A man my age with a neatly trimmed black beard and wearing an old straw hat stops beside me and stares into my eyes. I look at him, confused for a moment, till he smiles and I recognize him as my friend Bryce who I once worked with booking guests on a late night local cable TV show. We hug, pleased to see each other alive in this room, and he tells me in the three years since I last saw him he has moved from Provincetown to Santa Barbara and now back to New York, where he has been living on the upper west side for the last two months. He apologizes for not having called, then his eyes narrow and he rocks his legs nervously, and says, softly, his best friend died this morning. I answer I am surprised he is here of all places, but I understand why he is. I know exactly what he is thinking and feeling. “How could I stay away,” he says and stops rocking and then looks at the ground. “I have it,” he adds and I know not even to ask, “Are you sure?” Instead, I slip my hand around his elbow and lead him to a corner of the room, near a window, gently pelting him with questions: Do you have insurance? Are you working? Have you started treatments or medication? Do you live alone? Who is your doctor? Who knows and who is helping? He answers my questions politely, without embarrassment, but then adds in an exasperated voice, “I think it was the radiation treatments that killed him. He was fine till last week. When are the doctors going to learn you can’t cover a bullet hole with a band-aid?”

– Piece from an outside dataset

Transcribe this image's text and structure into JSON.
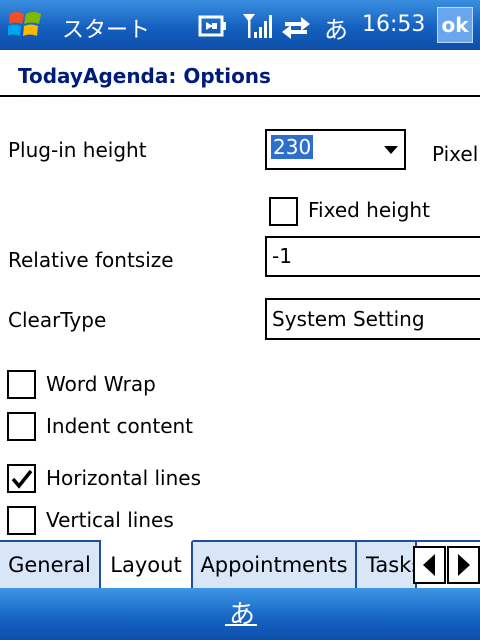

Jon approaches and now it is my turn for introductions and I manage it with only a little awkwardness. As Jon and I part to continue viewing the quilt, I tell Bryce I will do what ever I can to help, that he must never hesitate about asking or calling, and though I start to write his name and new phone number on the back of my program, I stop just in time, finding a piece of paper in my wallet instead. We exchange numbers, embrace again, and as we part I tell him I will start by cooking dinner for him one night next week.

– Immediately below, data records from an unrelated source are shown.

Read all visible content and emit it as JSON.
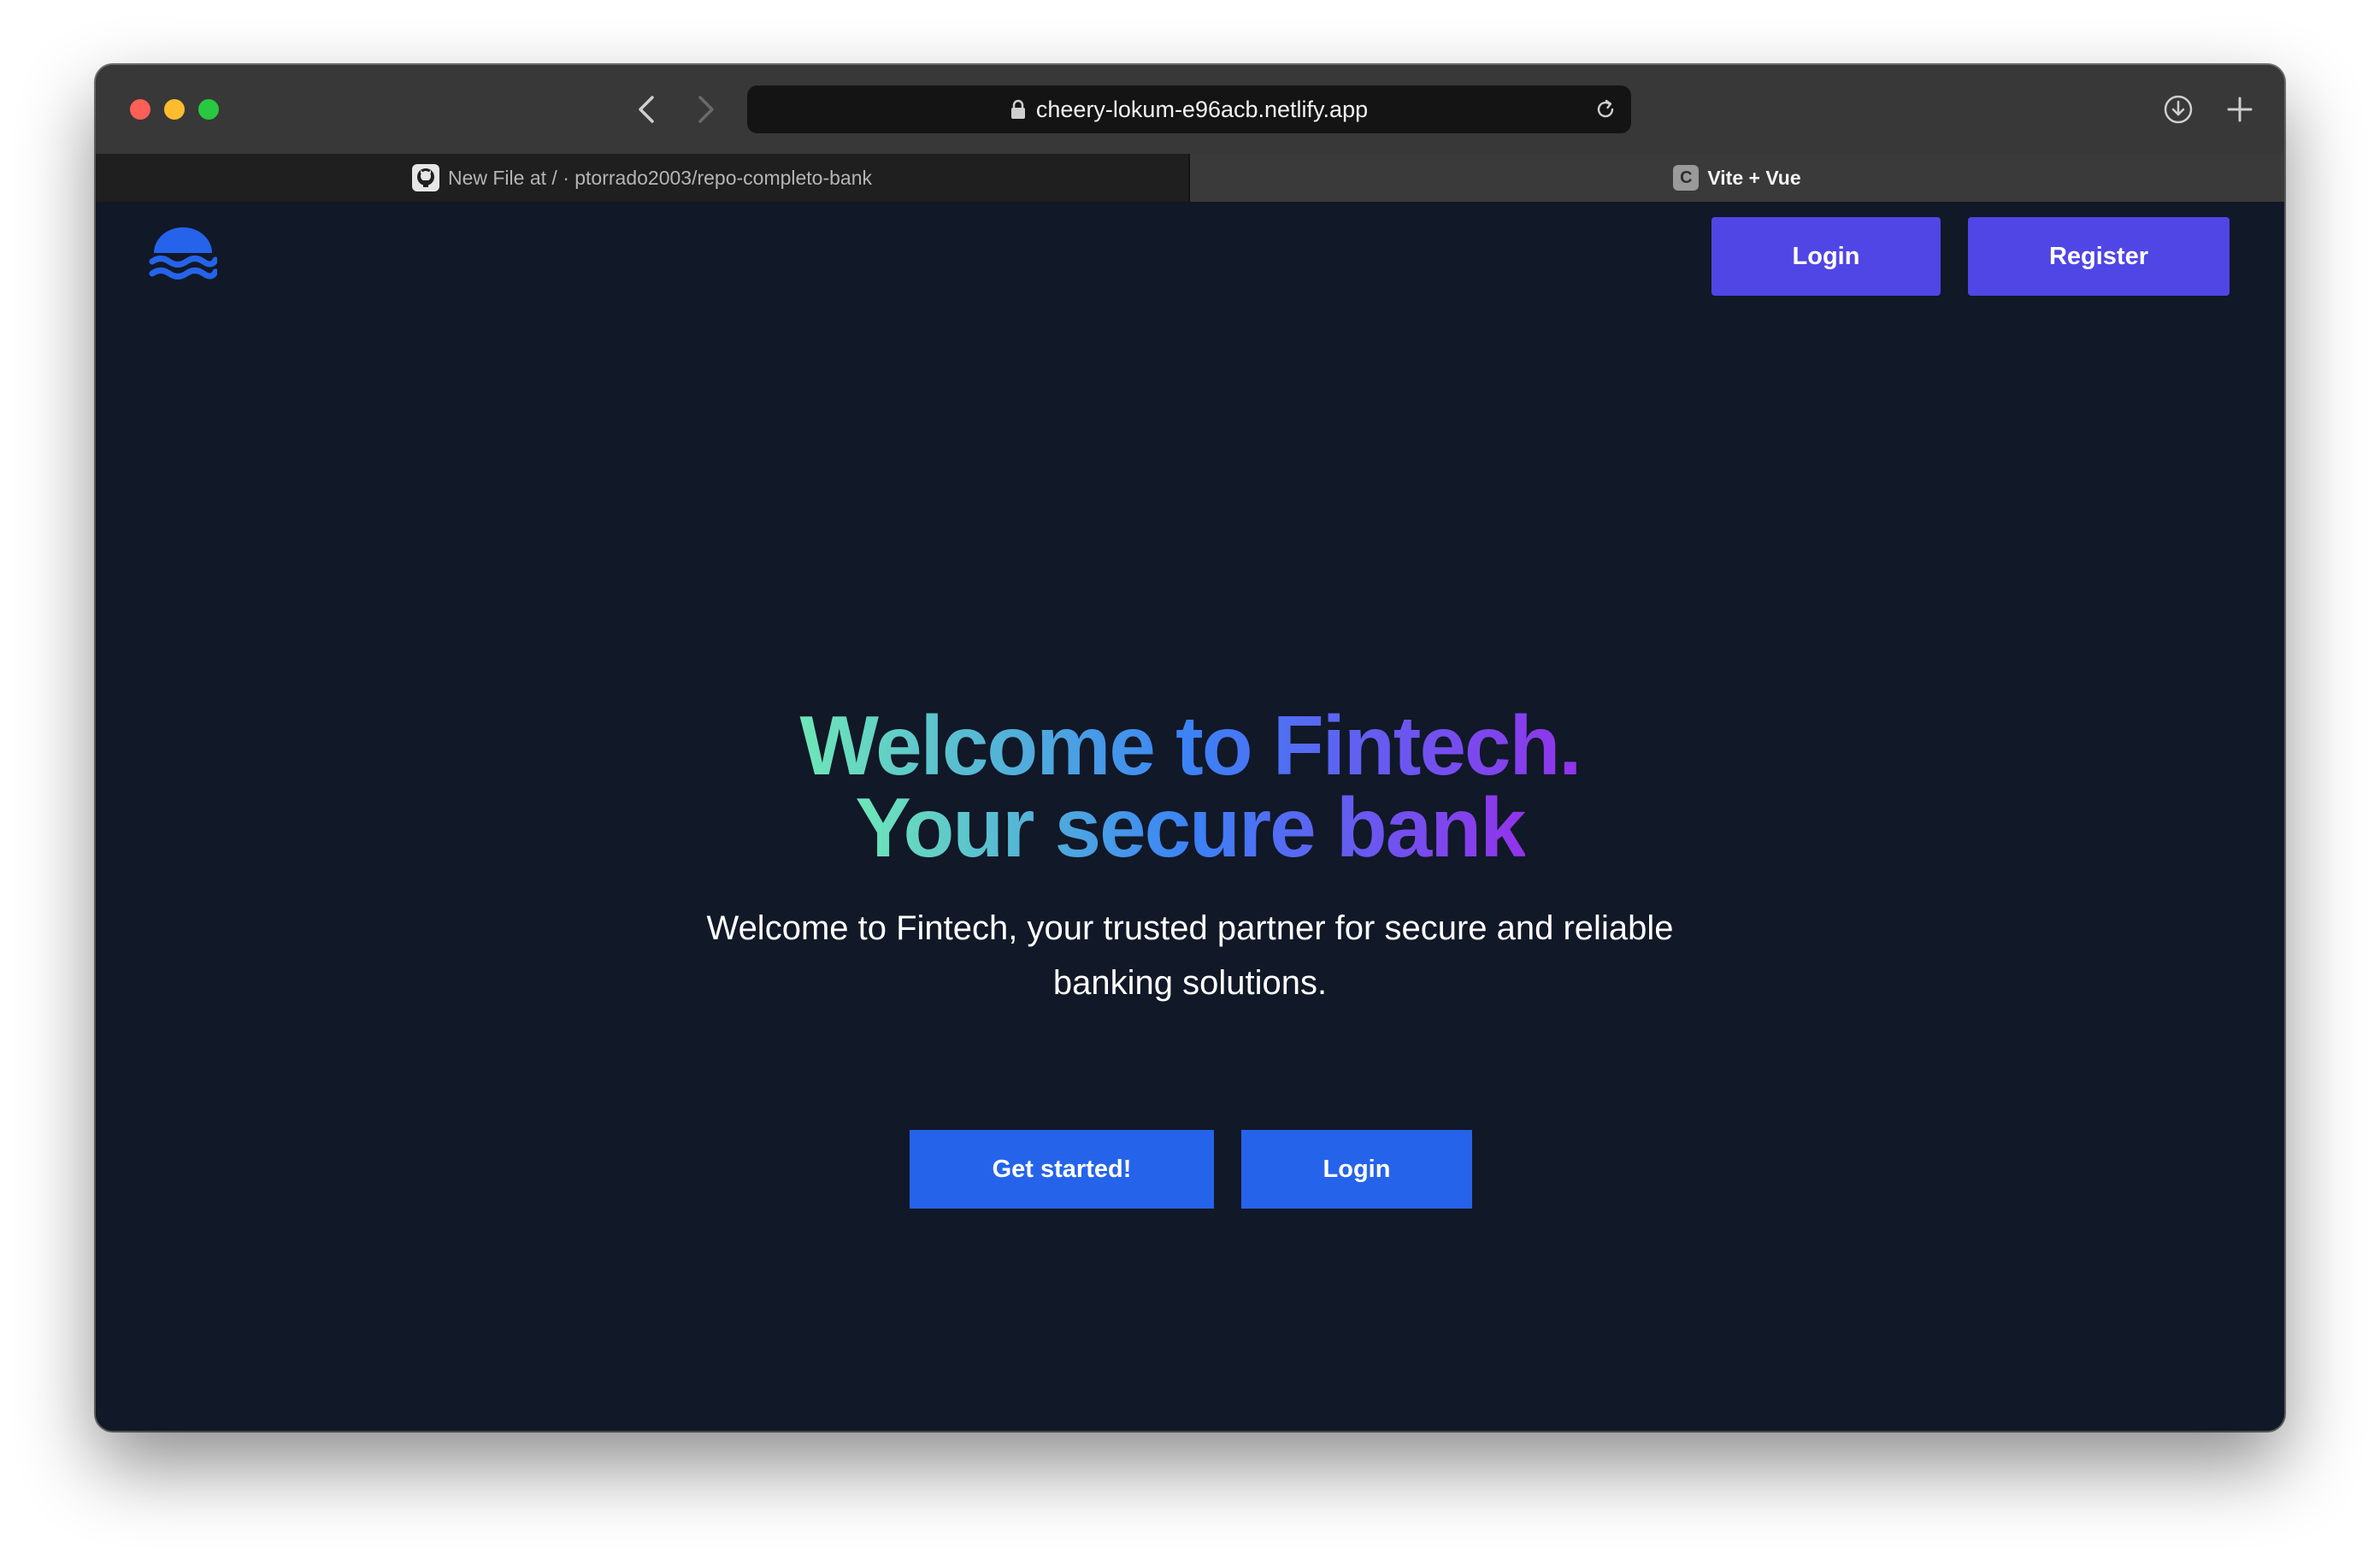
{
  "browser": {
    "url": "cheery-lokum-e96acb.netlify.app",
    "tabs": [
      {
        "label": "New File at / · ptorrado2003/repo-completo-bank",
        "favicon": "github-icon",
        "active": false
      },
      {
        "label": "Vite + Vue",
        "favicon_letter": "C",
        "active": true
      }
    ]
  },
  "header": {
    "logo": "waves-logo-icon",
    "login_label": "Login",
    "register_label": "Register"
  },
  "hero": {
    "title_line1": "Welcome to Fintech.",
    "title_line2": "Your secure bank",
    "subtitle": "Welcome to Fintech, your trusted partner for secure and reliable banking solutions.",
    "get_started_label": "Get started!",
    "login_label": "Login"
  },
  "colors": {
    "page_background": "#111827",
    "nav_button": "#4f46e5",
    "cta_button": "#2563eb",
    "logo": "#2563eb",
    "title_gradient": [
      "#6ee7b7",
      "#3b82f6",
      "#9333ea"
    ]
  }
}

As I walk away, traveling again the length of the room toward the exit, Jon slips his hand into mine, and though I am no longer looking at the names on the panels, I am aware my eyes have started to tear. Last week a friend told me it can take up to two years before the grief finally subsides. Yet I know I can never forget my best friend; he is the one who introduced me, four years ago, to my friend Jon, the thread that binds us together today. We stop again in the center of the room by the yellow panels and Jon unclasps his firm grip as I hand him my program. I slip my shoes off and step onto the panel, kneeling and pressing my knees against the fabric. I reach for a felt tip pen, open it, and write without faltering:
MAY 23, 1955—MARCH 18, 1988
I WILL MISS YOU EVERY DAY
Jameson Currier is the author of ten works of fiction and the editor and publisher of Chelsea Station. He is currently at work on Until My Heart Stops, a forthcoming collection of essays, memoir, and intimate writings.